Work instruction: Omit the images. Reproduce each line of the records exactly as it appears.

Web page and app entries

[Start of Attachment]

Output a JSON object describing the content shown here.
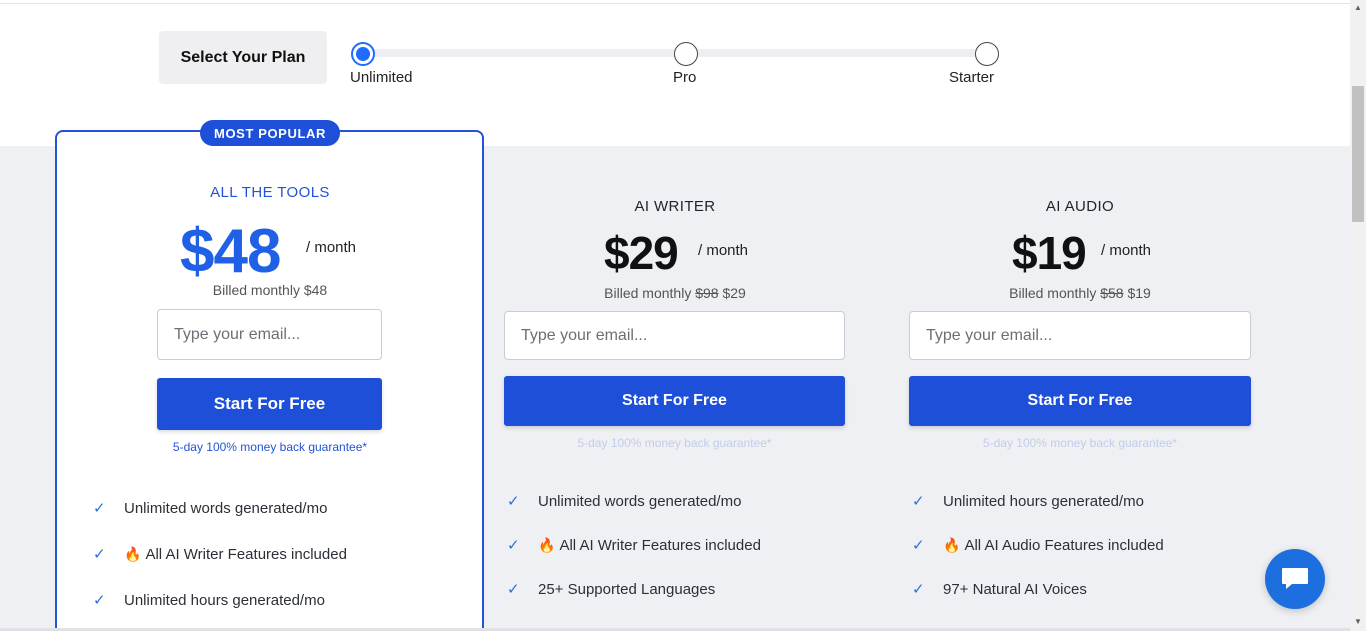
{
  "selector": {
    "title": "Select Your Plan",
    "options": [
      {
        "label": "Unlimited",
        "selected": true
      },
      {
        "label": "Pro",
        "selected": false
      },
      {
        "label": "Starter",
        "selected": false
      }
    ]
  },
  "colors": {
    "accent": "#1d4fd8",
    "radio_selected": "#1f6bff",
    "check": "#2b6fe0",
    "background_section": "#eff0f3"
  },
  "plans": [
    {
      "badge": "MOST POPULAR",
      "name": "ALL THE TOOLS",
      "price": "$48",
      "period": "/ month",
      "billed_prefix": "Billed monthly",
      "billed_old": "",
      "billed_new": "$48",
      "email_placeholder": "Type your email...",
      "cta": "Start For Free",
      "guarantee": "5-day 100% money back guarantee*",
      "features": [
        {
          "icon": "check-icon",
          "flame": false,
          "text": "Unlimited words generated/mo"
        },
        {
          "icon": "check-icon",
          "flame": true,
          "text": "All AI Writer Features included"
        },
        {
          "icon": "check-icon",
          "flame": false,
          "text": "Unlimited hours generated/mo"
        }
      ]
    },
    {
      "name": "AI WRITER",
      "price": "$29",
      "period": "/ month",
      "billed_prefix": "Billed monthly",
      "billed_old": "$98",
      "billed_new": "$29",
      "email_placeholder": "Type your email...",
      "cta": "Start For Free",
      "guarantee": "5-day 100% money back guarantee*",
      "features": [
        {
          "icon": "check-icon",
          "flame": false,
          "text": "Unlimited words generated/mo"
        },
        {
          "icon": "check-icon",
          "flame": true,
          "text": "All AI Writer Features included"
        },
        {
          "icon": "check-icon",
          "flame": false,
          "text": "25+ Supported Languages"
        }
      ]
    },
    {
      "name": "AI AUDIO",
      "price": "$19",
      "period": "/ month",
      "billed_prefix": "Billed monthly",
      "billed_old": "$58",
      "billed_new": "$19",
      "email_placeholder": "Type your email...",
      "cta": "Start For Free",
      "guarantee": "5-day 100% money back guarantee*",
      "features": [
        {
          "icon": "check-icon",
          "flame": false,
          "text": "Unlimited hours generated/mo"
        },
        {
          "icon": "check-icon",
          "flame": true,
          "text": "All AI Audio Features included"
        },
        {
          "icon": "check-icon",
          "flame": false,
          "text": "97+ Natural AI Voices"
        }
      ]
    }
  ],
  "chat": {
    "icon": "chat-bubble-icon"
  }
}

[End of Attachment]

Your response:
Output a JSON object describing the content shown here.
{
  "selector": {
    "title": "Select Your Plan",
    "options": [
      {
        "label": "Unlimited",
        "selected": true
      },
      {
        "label": "Pro",
        "selected": false
      },
      {
        "label": "Starter",
        "selected": false
      }
    ]
  },
  "colors": {
    "accent": "#1d4fd8",
    "radio_selected": "#1f6bff",
    "check": "#2b6fe0",
    "background_section": "#eff0f3"
  },
  "plans": [
    {
      "badge": "MOST POPULAR",
      "name": "ALL THE TOOLS",
      "price": "$48",
      "period": "/ month",
      "billed_prefix": "Billed monthly",
      "billed_old": "",
      "billed_new": "$48",
      "email_placeholder": "Type your email...",
      "cta": "Start For Free",
      "guarantee": "5-day 100% money back guarantee*",
      "features": [
        {
          "icon": "check-icon",
          "flame": false,
          "text": "Unlimited words generated/mo"
        },
        {
          "icon": "check-icon",
          "flame": true,
          "text": "All AI Writer Features included"
        },
        {
          "icon": "check-icon",
          "flame": false,
          "text": "Unlimited hours generated/mo"
        }
      ]
    },
    {
      "name": "AI WRITER",
      "price": "$29",
      "period": "/ month",
      "billed_prefix": "Billed monthly",
      "billed_old": "$98",
      "billed_new": "$29",
      "email_placeholder": "Type your email...",
      "cta": "Start For Free",
      "guarantee": "5-day 100% money back guarantee*",
      "features": [
        {
          "icon": "check-icon",
          "flame": false,
          "text": "Unlimited words generated/mo"
        },
        {
          "icon": "check-icon",
          "flame": true,
          "text": "All AI Writer Features included"
        },
        {
          "icon": "check-icon",
          "flame": false,
          "text": "25+ Supported Languages"
        }
      ]
    },
    {
      "name": "AI AUDIO",
      "price": "$19",
      "period": "/ month",
      "billed_prefix": "Billed monthly",
      "billed_old": "$58",
      "billed_new": "$19",
      "email_placeholder": "Type your email...",
      "cta": "Start For Free",
      "guarantee": "5-day 100% money back guarantee*",
      "features": [
        {
          "icon": "check-icon",
          "flame": false,
          "text": "Unlimited hours generated/mo"
        },
        {
          "icon": "check-icon",
          "flame": true,
          "text": "All AI Audio Features included"
        },
        {
          "icon": "check-icon",
          "flame": false,
          "text": "97+ Natural AI Voices"
        }
      ]
    }
  ],
  "chat": {
    "icon": "chat-bubble-icon"
  }
}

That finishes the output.